In the nineties Mike Portnoy and Derek Sherinian played together for five years at Dream Theater. Then the band unbooted the keyboarder in favour of Jordan Rudess, who is still in office today. Sherinian founded Planet X, toured with Yngwie Malmsteen and Billy Idol, joined Black Country Communion and had a highly acclaimed solo career. He renewed his musical relationship with Portnoy after he left Dream Theater in the instrumental supergroup PSMS (Portnoy, Sheehan, MacAlpine, Sherinian). Out of the spirit of this formation Sons Of Apollo were finally acquired, as the bandleaders revealed in the conversation.
eclipsed: It all started with PSMS, right?
Mike Portnoy: Yes, in 2012 we played these shows and had a great chemistry on stage. There was so much personality and eggs in this band!
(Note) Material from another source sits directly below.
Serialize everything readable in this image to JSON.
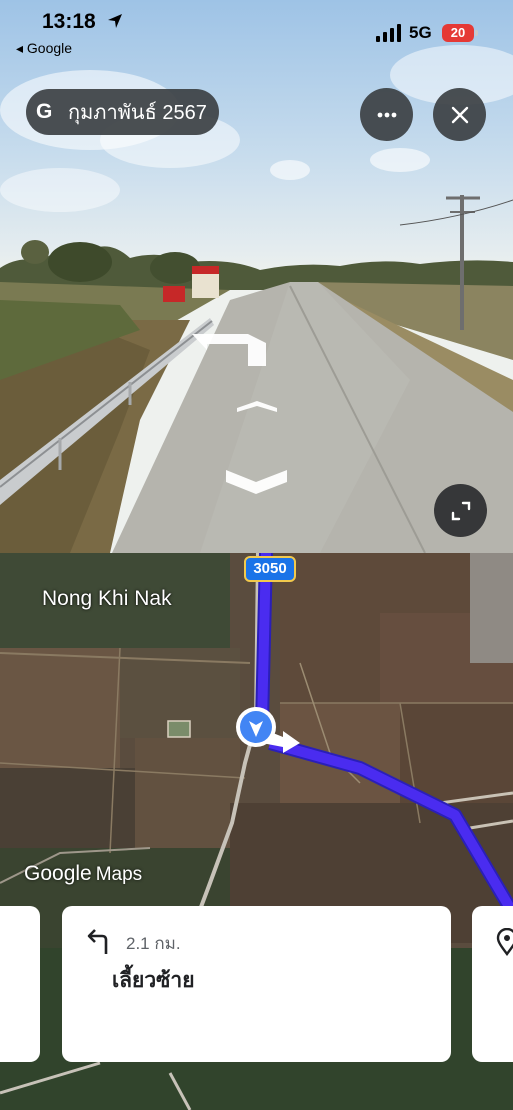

We wanted to make more of it, but I didn't have time then. I just started Winery Dogs and Adrenaline Mob, was hitched to Flying Colors. Last year, however, Winery Dogs took a break and my time at Twisted Sister came to an end. A time window opened. I called Derek and said, "Let's go, the time is ripe!"
eclipsed: Bassist Billy Sheehan took over from PSMS, why not Tony MacAlpine?
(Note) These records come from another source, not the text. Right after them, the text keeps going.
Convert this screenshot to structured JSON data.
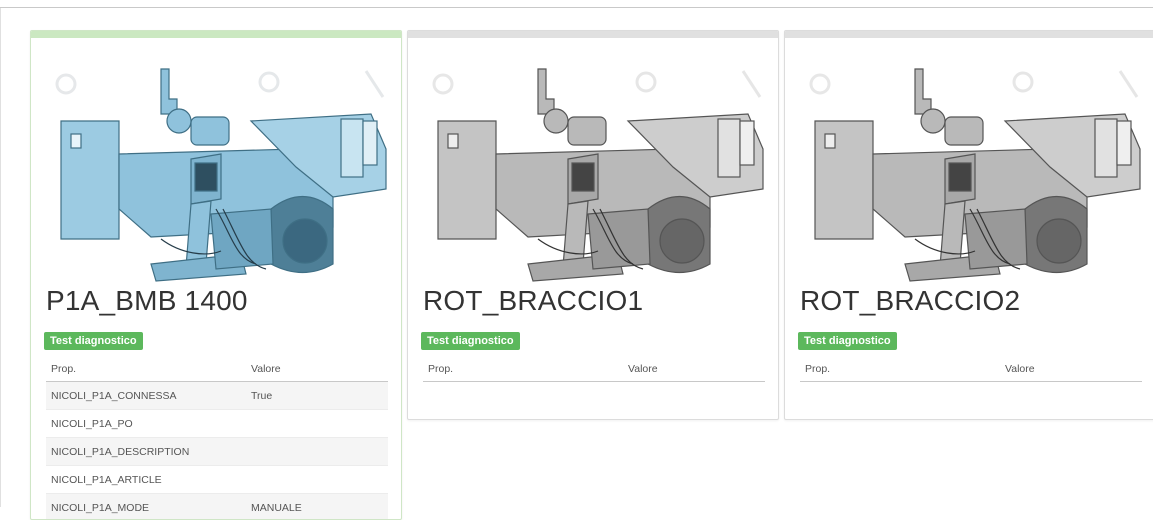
{
  "cards": [
    {
      "title": "P1A_BMB 1400",
      "status_color": "#cbe8c1",
      "image_tint": "blue",
      "badge": "Test diagnostico",
      "columns": [
        "Prop.",
        "Valore"
      ],
      "rows": [
        [
          "NICOLI_P1A_CONNESSA",
          "True"
        ],
        [
          "NICOLI_P1A_PO",
          ""
        ],
        [
          "NICOLI_P1A_DESCRIPTION",
          ""
        ],
        [
          "NICOLI_P1A_ARTICLE",
          ""
        ],
        [
          "NICOLI_P1A_MODE",
          "MANUALE"
        ]
      ]
    },
    {
      "title": "ROT_BRACCIO1",
      "status_color": "#e0e0e0",
      "image_tint": "gray",
      "badge": "Test diagnostico",
      "columns": [
        "Prop.",
        "Valore"
      ],
      "rows": []
    },
    {
      "title": "ROT_BRACCIO2",
      "status_color": "#e0e0e0",
      "image_tint": "gray",
      "badge": "Test diagnostico",
      "columns": [
        "Prop.",
        "Valore"
      ],
      "rows": []
    }
  ],
  "colors": {
    "badge": "#5cb85c",
    "active": "#cbe8c1",
    "inactive": "#e0e0e0"
  }
}
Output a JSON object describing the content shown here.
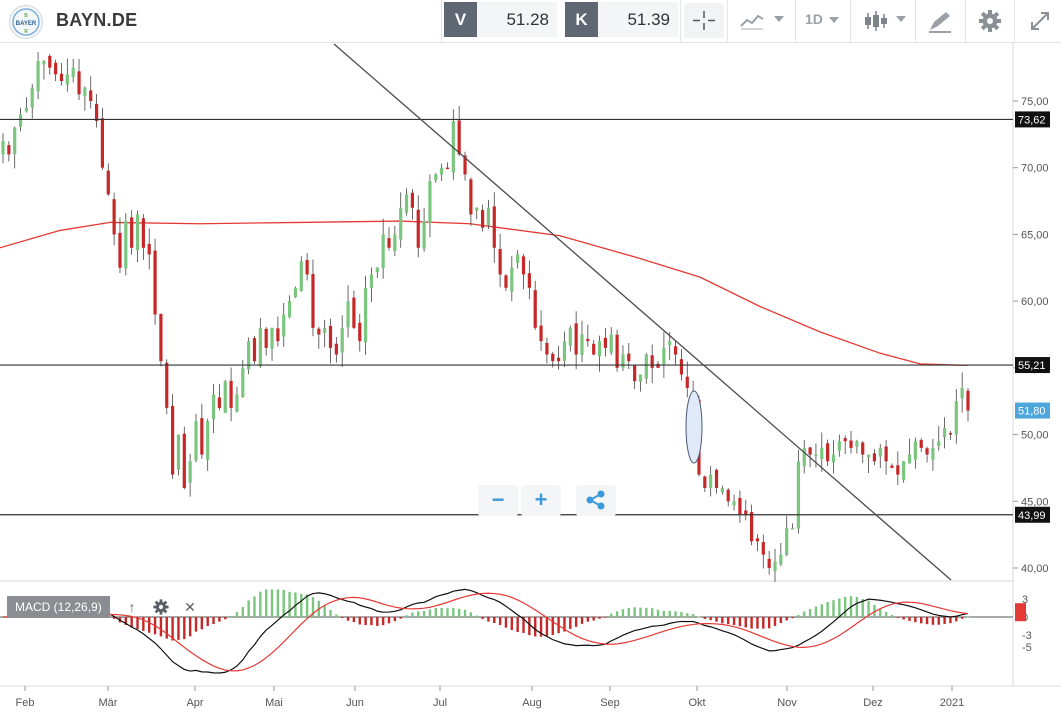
{
  "header": {
    "symbol": "BAYN.DE",
    "bid_label": "V",
    "bid_value": "51.28",
    "ask_label": "K",
    "ask_value": "51.39",
    "interval_label": "1D"
  },
  "logo": {
    "text": "BAYER"
  },
  "price_axis": {
    "ticks": [
      "75,00",
      "70,00",
      "65,00",
      "60,00",
      "55,00",
      "50,00",
      "45,00",
      "40,00"
    ],
    "level_labels": [
      "73,62",
      "55,21",
      "43,99"
    ],
    "last_price_label": "51,80"
  },
  "macd": {
    "label": "MACD (12,26,9)",
    "ticks": [
      "3",
      "0",
      "-3",
      "-5"
    ]
  },
  "time_axis": {
    "months": [
      "Feb",
      "Mär",
      "Apr",
      "Mai",
      "Jun",
      "Jul",
      "Aug",
      "Sep",
      "Okt",
      "Nov",
      "Dez",
      "2021"
    ]
  },
  "colors": {
    "up": "#7bc67e",
    "down": "#c62828",
    "ma200": "#e53935",
    "level_line": "#333333",
    "current_price": "#4da6dc"
  },
  "chart_data": {
    "type": "candlestick",
    "price_ylim": [
      38.5,
      78.5
    ],
    "horizontal_levels": [
      73.62,
      55.21,
      43.99
    ],
    "last_price": 51.8,
    "closes": [
      72,
      71,
      73,
      74,
      74.5,
      76,
      78,
      78,
      77.5,
      77,
      76.5,
      77,
      77.5,
      75.5,
      76,
      75,
      73.5,
      70,
      68,
      65,
      62.5,
      66,
      64,
      66.5,
      64,
      63.5,
      59,
      55.5,
      52,
      47,
      50,
      46,
      48,
      51,
      48.5,
      51,
      53,
      52,
      54,
      52,
      53,
      55,
      57,
      55.5,
      58,
      56.5,
      58,
      57,
      59,
      60,
      61,
      63,
      62,
      58,
      57.5,
      58,
      56.5,
      56,
      58,
      60,
      58,
      57,
      61,
      62,
      62.5,
      65,
      64,
      65,
      67,
      68,
      67,
      64,
      66,
      69,
      69.5,
      70,
      70,
      73.5,
      71,
      69.5,
      66.5,
      67,
      65.5,
      67,
      64,
      62,
      61,
      62.5,
      63.5,
      62,
      61,
      58,
      57,
      56,
      55.5,
      55.5,
      57,
      58,
      56,
      57.5,
      57,
      56,
      57,
      56.5,
      57.5,
      55,
      56,
      55.5,
      54,
      54.5,
      56,
      55,
      55,
      56.5,
      57,
      56,
      54.5,
      53.5,
      53,
      47,
      46,
      47,
      46,
      46,
      45,
      45,
      44,
      44,
      42,
      42,
      41,
      40,
      40.5,
      41,
      43,
      43,
      48,
      49,
      48.5,
      48.5,
      49,
      48,
      48.5,
      49.5,
      49.5,
      49,
      49.5,
      48.5,
      48.5,
      48,
      49,
      48,
      47.5,
      47,
      48,
      48.5,
      49.5,
      49,
      48.5,
      49,
      49.5,
      50.5,
      50,
      52.5,
      53.5,
      51.8
    ]
  }
}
Portnoy: It was perfect for the instrumental fusion-based music of PSMS, but not for Sons Of Apollo. I knew that if we wanted to start a full-time band with singers here, we would need a hard rock/metal guitar hero. We love Tony, but he's just not the man for it. My vision for the band included the current line-up. Bumblefoot was our man, as was Jeff Scott Soto, a great performer and very melodic singer.
eclipsed: Did a sound already appear in your vision?
Portnoy: No, I rather had an idea of the chemistry we should have with each other. I knew which musicians would be able to create them. What exactly would flow out of us crystallized only when we sat down to compose. It was just clear it was going to be great.
eclipsed: All of you have been active in business for decades, have different experiences and musical backgrounds. How difficult was it to combine the individual influences in the sound?
Portnoy: Everything was actually very natural. When fans read our names on paper, they probably think of the Dream Theater sound. When we went into the studio for the first time, I also thought it would go in this direction, and immediately posted something with "#ProgMetal" on Facebook. As soon as we started writing we realized that the category Progressive Metal would not be enough. We have rock'n'roll wagons like Van Halen, we have riffs like Meshuggah and Sepultura. We tune lower, play with fretless guitar. Fusion elements are added. It's a long shot from the progmetal frame. It's a whole new style.